-
Yes, that works! Thank you! Where was this documented? –  Tim Nov 17 '11 at 15:19
That would be `T : Ordering : Numeric` (or `T <: Ordered : Numeric` or `T <% Ordered : Numeric`) –  Didier Dupont Nov 17 '11 at 15:34
@Tim I had your problem myself and thought there has to be a way not that clumsy calling `gt`. So I had a look at the API and there was this mysterious `mkOrderingOps`... Always have a close look at the API! –  Peter Schmitz Nov 17 '11 at 16:33
It should be said that you do not need `T` to be `Ordered` for this to work. So it suffices to have `T : Numeric`. As didierd points out, `Ordered` would be used as a view bound here (`T <% Ordered`) and doesn't make sense as a context bound. Performance-wise, using an `Ordering` with `Ordering.Implicits._` should be the better choice, as with `Ordered` you will have your values being boxed unnecessarily. –  0__ Nov 17 '11 at 17:38

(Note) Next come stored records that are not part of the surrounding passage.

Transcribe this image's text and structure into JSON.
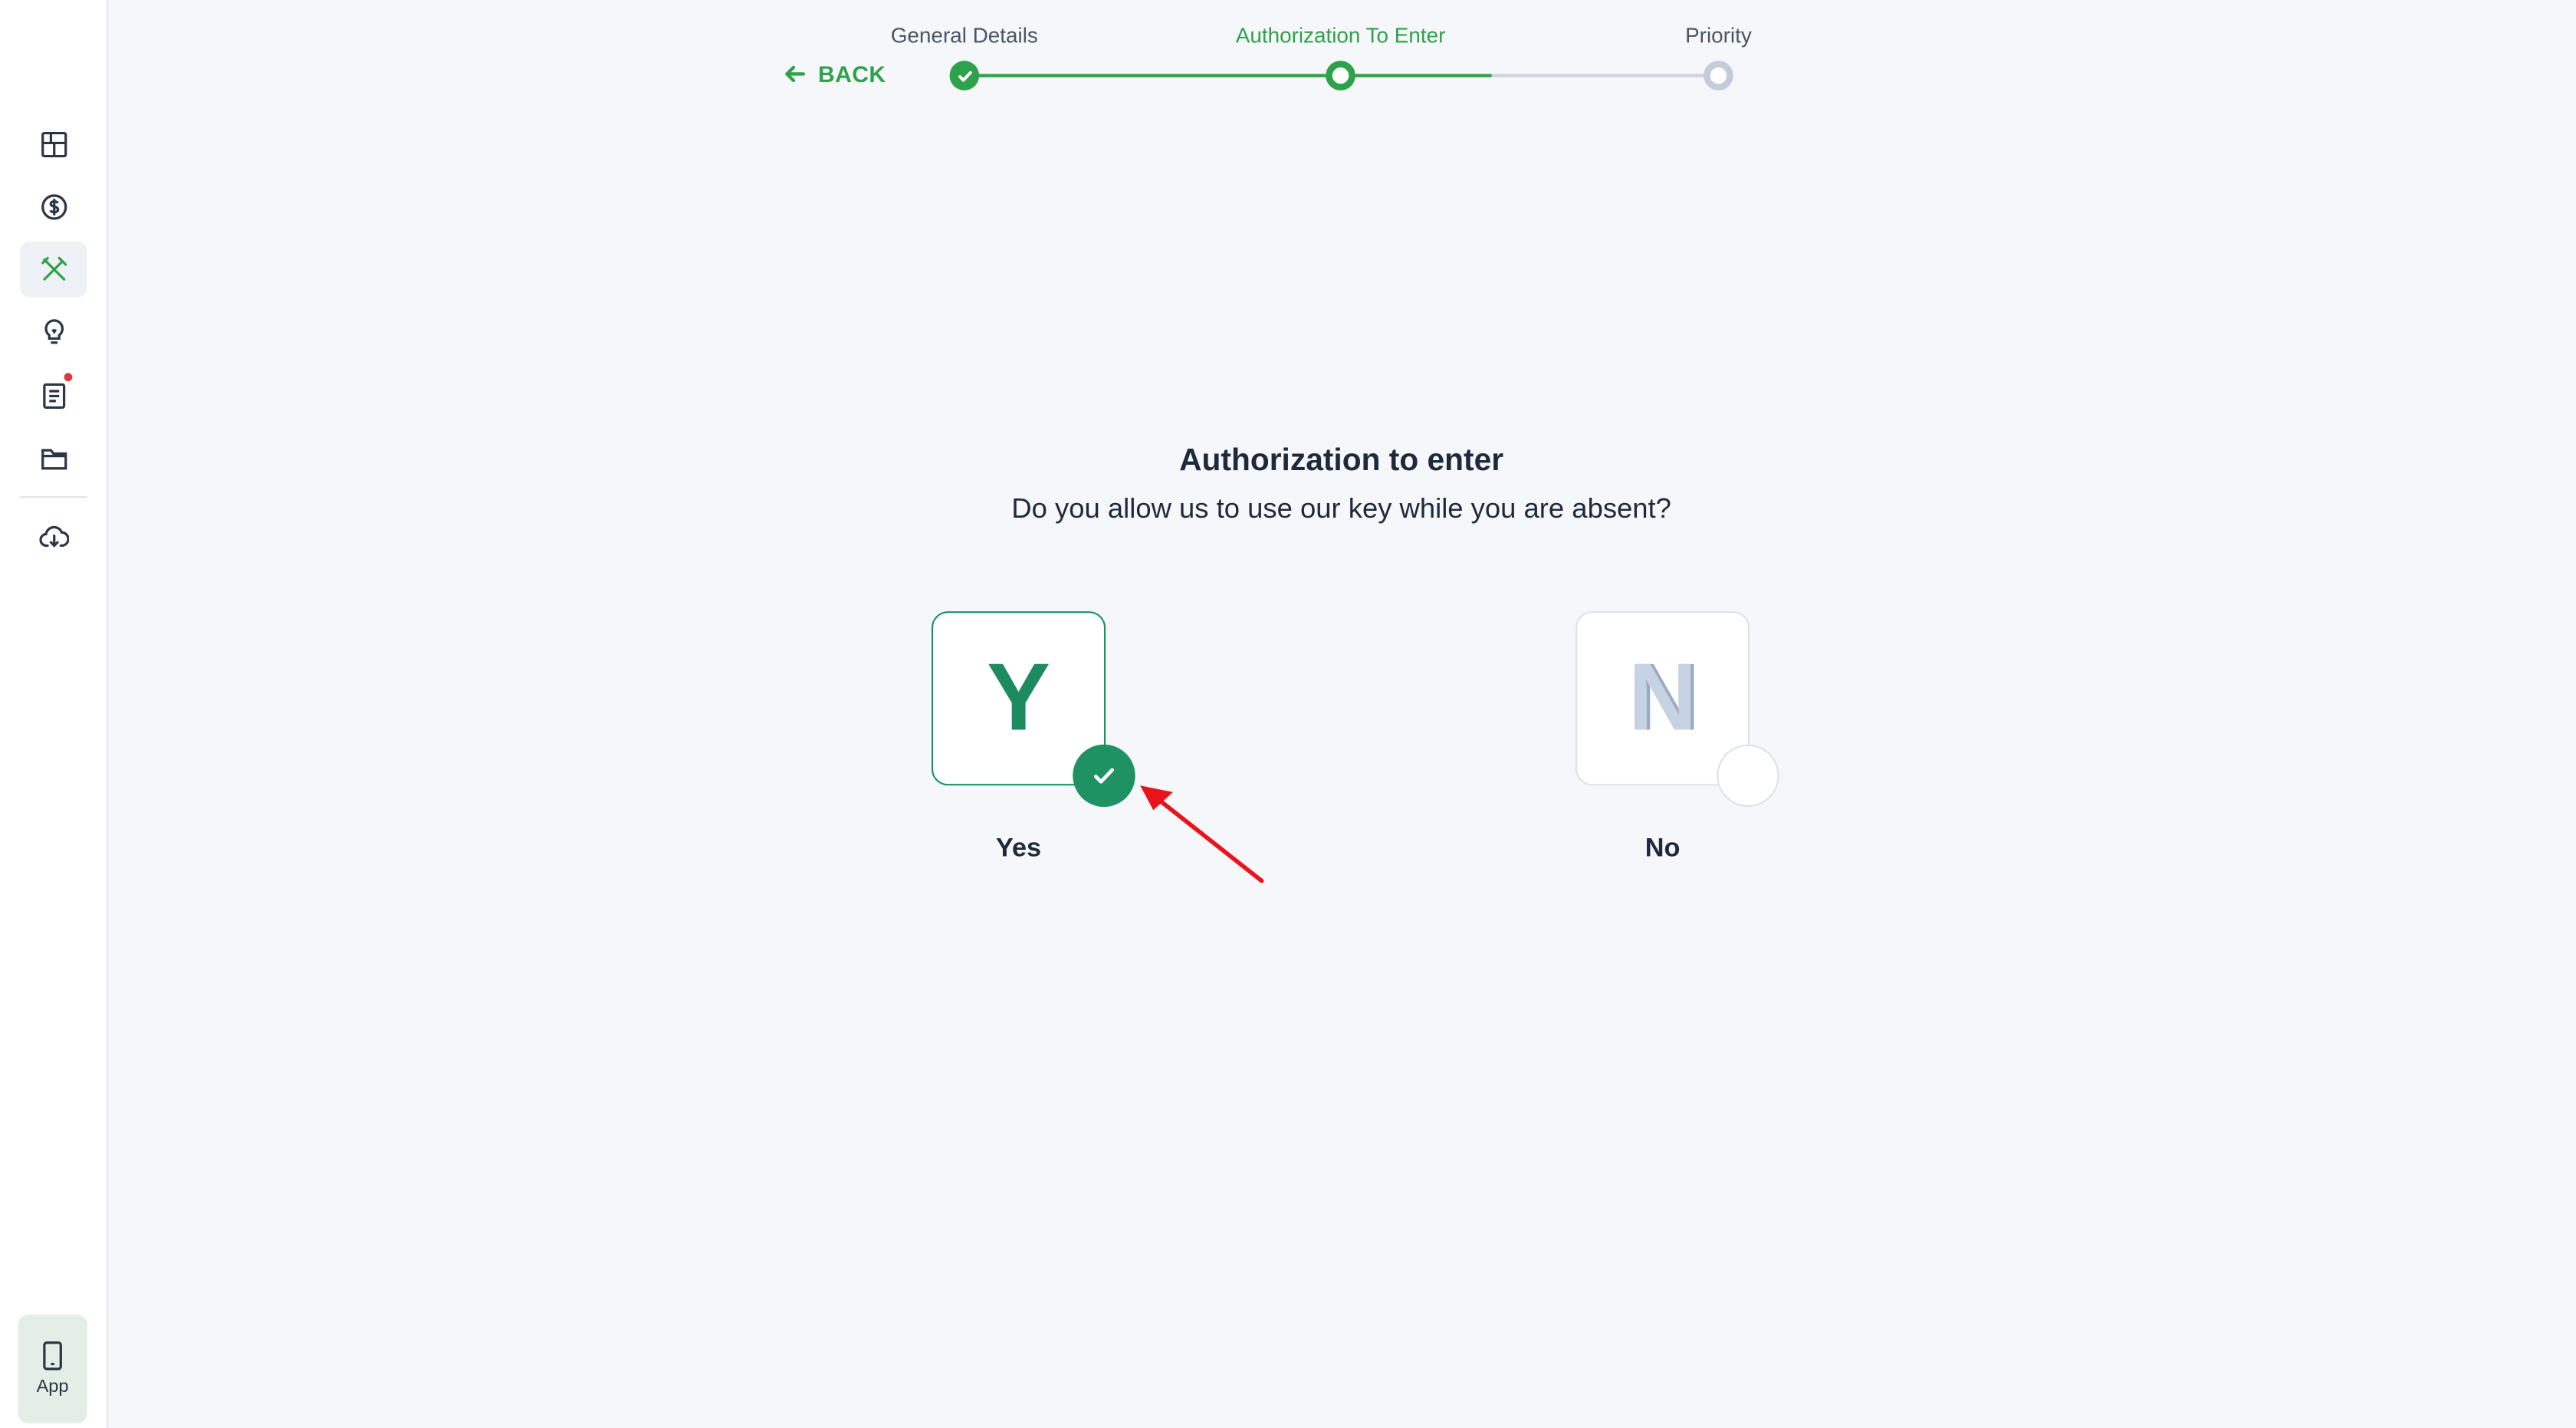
{
  "sidebar": {
    "items": [
      {
        "icon": "dashboard-grid-icon"
      },
      {
        "icon": "dollar-coin-icon"
      },
      {
        "icon": "tools-icon",
        "active": true
      },
      {
        "icon": "lightbulb-icon"
      },
      {
        "icon": "document-list-icon",
        "notification": true
      },
      {
        "icon": "folder-icon"
      },
      {
        "icon": "cloud-download-icon"
      }
    ],
    "app_button": {
      "icon": "mobile-phone-icon",
      "label": "App"
    }
  },
  "header": {
    "back_label": "BACK",
    "steps": [
      {
        "label": "General Details",
        "state": "done"
      },
      {
        "label": "Authorization To Enter",
        "state": "current"
      },
      {
        "label": "Priority",
        "state": "todo"
      }
    ]
  },
  "main": {
    "title": "Authorization to enter",
    "subtitle": "Do you allow us to use our key while you are absent?",
    "options": [
      {
        "letter": "Y",
        "label": "Yes",
        "selected": true
      },
      {
        "letter": "N",
        "label": "No",
        "selected": false
      }
    ]
  },
  "colors": {
    "accent_green": "#2ea24a",
    "selected_green": "#1e9263",
    "background": "#f6f7fb",
    "annotation_arrow": "#e8141c"
  }
}
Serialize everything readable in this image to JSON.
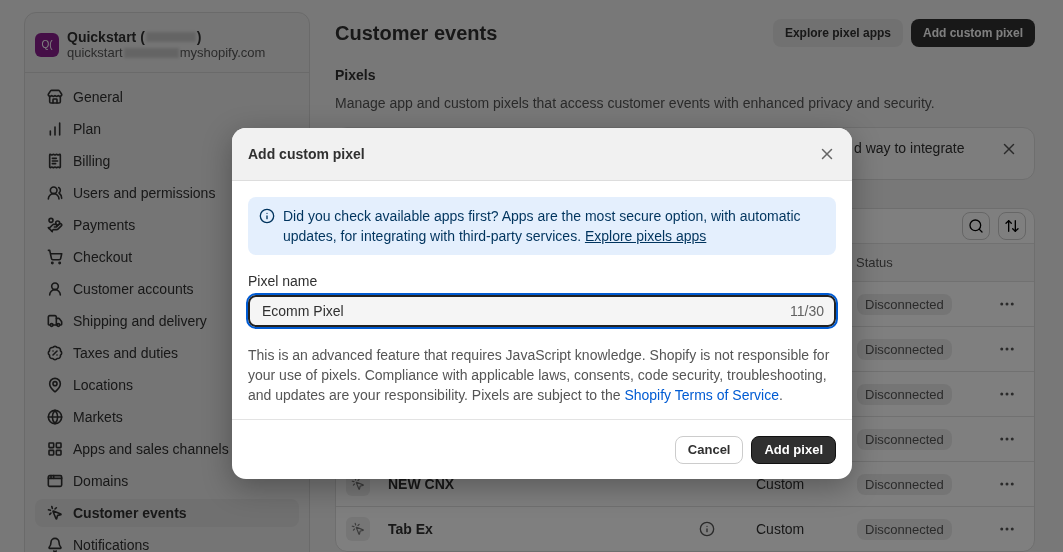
{
  "store": {
    "avatar": "Q(",
    "name_start": "Quickstart (",
    "name_end": ")",
    "domain_start": "quickstart",
    "domain_end": "myshopify.com"
  },
  "sidebar": {
    "items": [
      {
        "label": "General",
        "selected": false
      },
      {
        "label": "Plan",
        "selected": false
      },
      {
        "label": "Billing",
        "selected": false
      },
      {
        "label": "Users and permissions",
        "selected": false
      },
      {
        "label": "Payments",
        "selected": false
      },
      {
        "label": "Checkout",
        "selected": false
      },
      {
        "label": "Customer accounts",
        "selected": false
      },
      {
        "label": "Shipping and delivery",
        "selected": false
      },
      {
        "label": "Taxes and duties",
        "selected": false
      },
      {
        "label": "Locations",
        "selected": false
      },
      {
        "label": "Markets",
        "selected": false
      },
      {
        "label": "Apps and sales channels",
        "selected": false
      },
      {
        "label": "Domains",
        "selected": false
      },
      {
        "label": "Customer events",
        "selected": true
      },
      {
        "label": "Notifications",
        "selected": false
      }
    ]
  },
  "page": {
    "title": "Customer events",
    "buttons": [
      "Explore pixel apps",
      "Add custom pixel"
    ],
    "section_title": "Pixels",
    "section_description": "Manage app and custom pixels that access customer events with enhanced privacy and security.",
    "banner_text": "d way to integrate"
  },
  "table": {
    "columns": [
      "Status"
    ],
    "rows": [
      {
        "status": "Disconnected"
      },
      {
        "status": "Disconnected"
      },
      {
        "status": "Disconnected"
      },
      {
        "status": "Disconnected"
      },
      {
        "name": "NEW CNX",
        "info": false,
        "type": "Custom",
        "status": "Disconnected"
      },
      {
        "name": "Tab Ex",
        "info": true,
        "type": "Custom",
        "status": "Disconnected"
      }
    ]
  },
  "modal": {
    "title": "Add custom pixel",
    "notice": "Did you check available apps first? Apps are the most secure option, with automatic updates, for integrating with third-party services.",
    "notice_link": "Explore pixels apps",
    "field_label": "Pixel name",
    "field_value": "Ecomm Pixel",
    "counter": "11/30",
    "disclaimer": "This is an advanced feature that requires JavaScript knowledge. Shopify is not responsible for your use of pixels. Compliance with applicable laws, consents, code security, troubleshooting, and updates are your responsibility. Pixels are subject to the",
    "disclaimer_link": "Shopify Terms of Service",
    "disclaimer_end": ".",
    "cancel": "Cancel",
    "confirm": "Add pixel"
  }
}
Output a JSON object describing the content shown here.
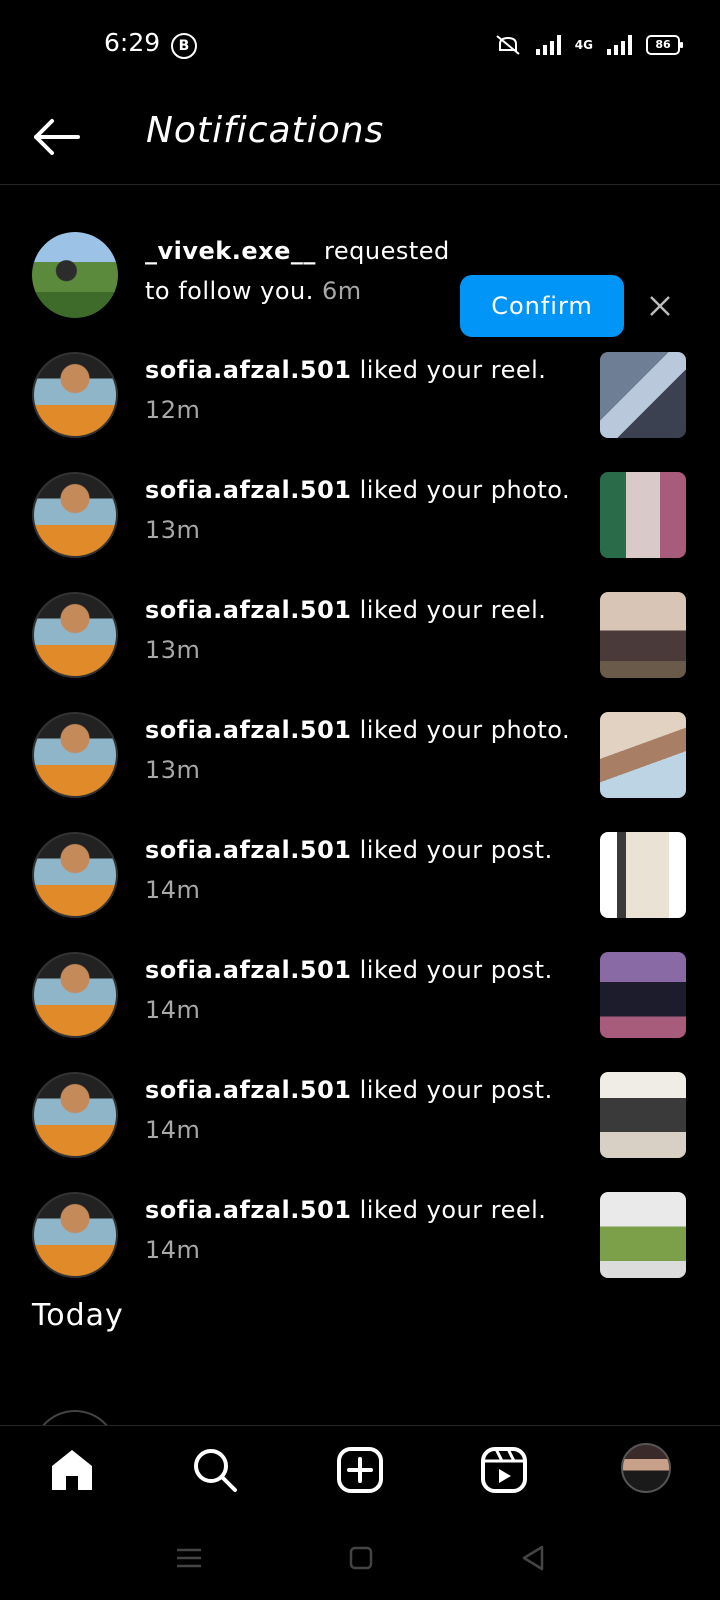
{
  "status_bar": {
    "time": "6:29",
    "b_badge": "B",
    "network": "4G",
    "battery": "86"
  },
  "header": {
    "title": "Notifications"
  },
  "notifications": {
    "follow_request": {
      "username": "_vivek.exe__",
      "text_line1": " requested",
      "text_line2": "to follow you.",
      "time": "6m",
      "confirm_label": "Confirm"
    },
    "items": [
      {
        "username": "sofia.afzal.501",
        "action": " liked your reel.",
        "time": "12m"
      },
      {
        "username": "sofia.afzal.501",
        "action": " liked your photo.",
        "time": "13m"
      },
      {
        "username": "sofia.afzal.501",
        "action": " liked your reel.",
        "time": "13m"
      },
      {
        "username": "sofia.afzal.501",
        "action": " liked your photo.",
        "time": "13m"
      },
      {
        "username": "sofia.afzal.501",
        "action": " liked your post.",
        "time": "14m"
      },
      {
        "username": "sofia.afzal.501",
        "action": " liked your post.",
        "time": "14m"
      },
      {
        "username": "sofia.afzal.501",
        "action": " liked your post.",
        "time": "14m"
      },
      {
        "username": "sofia.afzal.501",
        "action": " liked your reel.",
        "time": "14m"
      }
    ],
    "section_today": "Today"
  },
  "tabbar": {
    "tabs": [
      "home-icon",
      "search-icon",
      "create-icon",
      "reels-icon",
      "profile-avatar"
    ]
  },
  "colors": {
    "background": "#000000",
    "accent": "#0095f6",
    "secondary_text": "#a8a8a8"
  }
}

Yeah, I also took a stab at using `gt`, but could even get that working. As I remark below, I'm just getting up to speed, and am still a little confused as to why the `import num.{mkNumericOps,mkOrderingOps}` works. That how does that import infix operators on other variables? –  Tim Nov 18 '11 at 12:46